Each year both the House and the Senate generally take what’s known as the “August recess” — a chance to spend some time on vacation or back in their home state or district. Unfortunately, this year Congress will be leaving Washington with an important piece of unfinished business.
The Supplemental Nutrition Assistance Program (SNAP), formerly known as food stamps, is historically funded through the Farm Bill. Every 5 years, Congress must negotiate changes to things like agricultural subsidies and funding for SNAP. For 40 years, SNAP and agriculture programs have been reauthorized side-by-side.
SNAP serves as an important buffer against childhood hunger. We know that there are long-term impacts of hunger on children’s health and education. SNAP helps working parents bridge the gap when their budget doesn’t stretch far enough to pay for housing, child care, health care, transportation AND food. The majority of families rely on SNAP temporarily while they work to get back on their feet.
In 2012, about 80,000 Nebraska kids were protected from hunger by SNAP.
In spite of the important role that SNAP plays in reducing child hunger, Congress has been unable to pass a farm bill this year.

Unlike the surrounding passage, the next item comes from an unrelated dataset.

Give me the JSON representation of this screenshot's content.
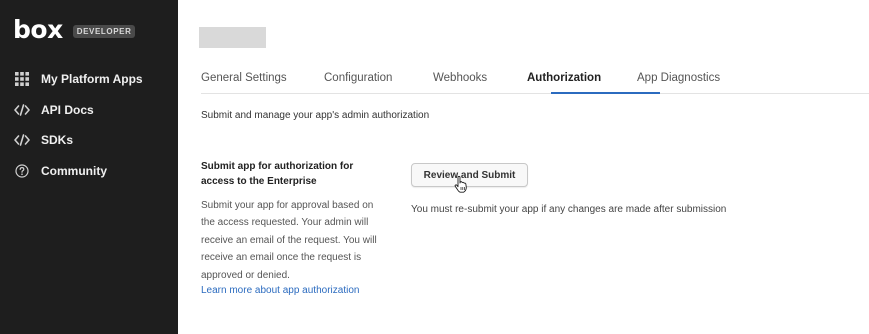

The Senate passed their version of the Farm Bill in early June. The bill contained cuts to SNAP, but not nearly to the level that were proposed in the House version of the bill.
After failing at attempts to pass the entire Farm Bill, the House took the unprecedented step of taking SNAP out of the Farm Bill and passing a bill in mid-July that funds only agricultural subsidies.
As our Congressional Delegation prepares to leave Washington for the August recess, we hope that they will be thinking of the 80,000+ Nebraska kids who rely on SNAP to make sure that they don’t go hungry. And we hope they will return to work in September ready to roll up their sleeves and pass a Farm Bill that protects SNAP and the important role it plays in addressing child hunger.